I can’t tell you how often I ask a prospect what type of coverage they have, and they tell me “full coverage.” When I hear this, I know they don’t have a clue about what type of coverage they have. “Full coverage” is not a specific coverage offered by insurance companies. There is no car insurance coverage that goes by the name “full coverage.” Most people think of full coverage as a policy that combines state-required liability (to cover bodily injury and property damages to others in an accident you cause), comprehensive, and collision coverage. Let’s define each of those coverages.
Liability Insurance covers the costs for the other party’s injuries and repairs in the event of a covered accident in which you’re at fault.
Collision insurance can cover damage to your vehicle if you are at fault in a collision, but it does not cover the other party’s vehicle or anyone’s bodily injuries.
Comprehensive insurance covers certain damages to your vehicle that are not caused by a collision with another car—for instance, accidents related to weather, theft, fire, etc. That’s not such a bad thing. In 2013, the average comprehensive car insurance claim was $1,621, whereas the average collision claim added up to $3,144, according to the Insurance Information Institute.
Insurance agents don’t hit some full coverage button to give you the coverage you need. While “full coverage”gets tossed around frequently when speaking about car insurance, this well-used term can be interpreted in different ways. However, insurance carriers don’t have a laid out set of guidelines which all comapanies follow. Do you know what “full coverage” means? It may not be as cut and dry as you think. Instead of using the term full coverage, be specific when selecting your auto coverage.
These important coverages are NOT included in “full coverage.”
- Medical payments
- Uninsured/underinsured motorist coverage
- Gap insurance
- Roadside assistance
- Car rental
- OEM endorsement
- Full glass coverage
Every auto insurer will give you a similar proposal.

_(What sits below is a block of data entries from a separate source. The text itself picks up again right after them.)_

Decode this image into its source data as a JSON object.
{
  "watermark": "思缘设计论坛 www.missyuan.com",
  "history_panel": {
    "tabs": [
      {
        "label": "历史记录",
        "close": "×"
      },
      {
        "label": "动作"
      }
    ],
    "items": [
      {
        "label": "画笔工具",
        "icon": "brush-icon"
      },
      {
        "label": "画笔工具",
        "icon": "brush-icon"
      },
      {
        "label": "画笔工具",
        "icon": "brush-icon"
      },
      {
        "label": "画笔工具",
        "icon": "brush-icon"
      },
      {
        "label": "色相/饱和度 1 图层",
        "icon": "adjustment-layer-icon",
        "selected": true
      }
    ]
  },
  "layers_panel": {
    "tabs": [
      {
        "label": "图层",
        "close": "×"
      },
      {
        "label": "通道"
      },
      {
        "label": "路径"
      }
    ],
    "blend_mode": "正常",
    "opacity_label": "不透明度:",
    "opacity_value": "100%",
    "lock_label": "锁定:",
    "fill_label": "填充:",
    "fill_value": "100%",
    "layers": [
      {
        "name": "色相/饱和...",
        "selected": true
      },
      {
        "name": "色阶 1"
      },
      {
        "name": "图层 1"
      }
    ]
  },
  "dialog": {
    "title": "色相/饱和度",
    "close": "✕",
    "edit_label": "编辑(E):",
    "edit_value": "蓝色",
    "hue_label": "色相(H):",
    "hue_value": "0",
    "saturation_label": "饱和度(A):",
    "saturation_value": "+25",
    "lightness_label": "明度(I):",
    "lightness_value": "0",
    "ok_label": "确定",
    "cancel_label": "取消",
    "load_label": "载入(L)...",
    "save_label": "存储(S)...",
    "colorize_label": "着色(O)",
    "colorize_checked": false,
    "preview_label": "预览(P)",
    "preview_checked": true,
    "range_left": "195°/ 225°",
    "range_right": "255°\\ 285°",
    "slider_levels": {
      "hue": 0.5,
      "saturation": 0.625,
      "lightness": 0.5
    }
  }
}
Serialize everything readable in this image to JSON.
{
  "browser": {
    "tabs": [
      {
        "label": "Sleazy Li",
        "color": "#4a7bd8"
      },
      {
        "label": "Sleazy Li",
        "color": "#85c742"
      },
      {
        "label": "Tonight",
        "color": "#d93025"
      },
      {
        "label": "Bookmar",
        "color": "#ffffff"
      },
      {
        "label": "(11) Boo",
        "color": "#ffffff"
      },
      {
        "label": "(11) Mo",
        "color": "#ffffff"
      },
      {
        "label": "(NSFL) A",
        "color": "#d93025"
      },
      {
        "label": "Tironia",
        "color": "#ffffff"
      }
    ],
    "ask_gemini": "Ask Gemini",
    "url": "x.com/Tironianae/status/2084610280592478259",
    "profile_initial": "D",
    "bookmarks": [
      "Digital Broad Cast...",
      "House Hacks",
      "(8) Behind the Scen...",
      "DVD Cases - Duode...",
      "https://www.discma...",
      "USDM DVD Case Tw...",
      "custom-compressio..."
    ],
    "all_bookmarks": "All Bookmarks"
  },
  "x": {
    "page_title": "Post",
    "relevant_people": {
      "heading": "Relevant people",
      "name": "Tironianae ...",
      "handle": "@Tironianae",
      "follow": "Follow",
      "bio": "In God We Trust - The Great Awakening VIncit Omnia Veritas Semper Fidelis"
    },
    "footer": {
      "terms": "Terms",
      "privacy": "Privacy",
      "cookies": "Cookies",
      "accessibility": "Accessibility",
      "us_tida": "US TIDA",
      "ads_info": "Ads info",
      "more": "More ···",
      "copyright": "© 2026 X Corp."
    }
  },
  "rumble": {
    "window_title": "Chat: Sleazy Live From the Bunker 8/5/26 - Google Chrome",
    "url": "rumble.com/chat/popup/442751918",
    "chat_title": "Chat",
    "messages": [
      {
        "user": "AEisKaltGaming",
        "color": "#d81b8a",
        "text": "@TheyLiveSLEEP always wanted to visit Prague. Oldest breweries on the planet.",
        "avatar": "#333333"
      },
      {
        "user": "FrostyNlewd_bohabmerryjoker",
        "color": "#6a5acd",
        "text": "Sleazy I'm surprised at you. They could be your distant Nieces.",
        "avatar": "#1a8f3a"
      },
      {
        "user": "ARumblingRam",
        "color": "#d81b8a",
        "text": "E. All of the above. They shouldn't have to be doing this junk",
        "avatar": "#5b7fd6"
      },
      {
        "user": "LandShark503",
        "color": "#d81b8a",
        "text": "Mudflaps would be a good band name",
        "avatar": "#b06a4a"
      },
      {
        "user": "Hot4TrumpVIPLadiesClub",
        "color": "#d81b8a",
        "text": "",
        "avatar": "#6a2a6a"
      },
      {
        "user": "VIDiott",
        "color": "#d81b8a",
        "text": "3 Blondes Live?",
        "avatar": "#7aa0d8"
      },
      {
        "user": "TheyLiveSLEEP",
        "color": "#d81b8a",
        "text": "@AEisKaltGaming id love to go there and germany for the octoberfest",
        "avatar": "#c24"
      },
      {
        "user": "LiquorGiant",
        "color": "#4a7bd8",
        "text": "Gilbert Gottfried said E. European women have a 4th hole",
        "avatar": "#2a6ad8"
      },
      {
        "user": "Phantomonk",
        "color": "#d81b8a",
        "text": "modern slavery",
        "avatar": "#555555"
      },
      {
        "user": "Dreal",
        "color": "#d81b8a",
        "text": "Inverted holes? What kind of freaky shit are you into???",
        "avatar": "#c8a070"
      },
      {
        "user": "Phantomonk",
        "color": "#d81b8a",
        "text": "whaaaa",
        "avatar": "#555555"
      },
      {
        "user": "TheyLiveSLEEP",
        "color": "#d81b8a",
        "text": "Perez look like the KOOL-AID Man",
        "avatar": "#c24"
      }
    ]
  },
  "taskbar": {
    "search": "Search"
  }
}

While most auto insurers check your credit and claims histories, each company weighs risk differently. I have five different companies, and they each rate with different factors. I tell my clients it’s like taking four of your friends to a candy store; everyone picks the candy they want. Insurance companies do the same thing. So only getting a proposal from one company is really a disservice to you. Some insurers care more about the number of miles you drive; others charge more for a more dangerous model. Plus, each company has different discounts available. If you talk with an independent agent, they can give you several choices. Shop your policy to find out where you can get the best package for you for the right price, but price should not be the ONLY consideration.
Changing auto insurance companies does not have to be irritating and time-consuming. With technological advances, changing insurance can be an easy process. As you can tell, there are a lot of wrong thoughts about insurance for your auto. Take the time to get correct information before you choose your coverage.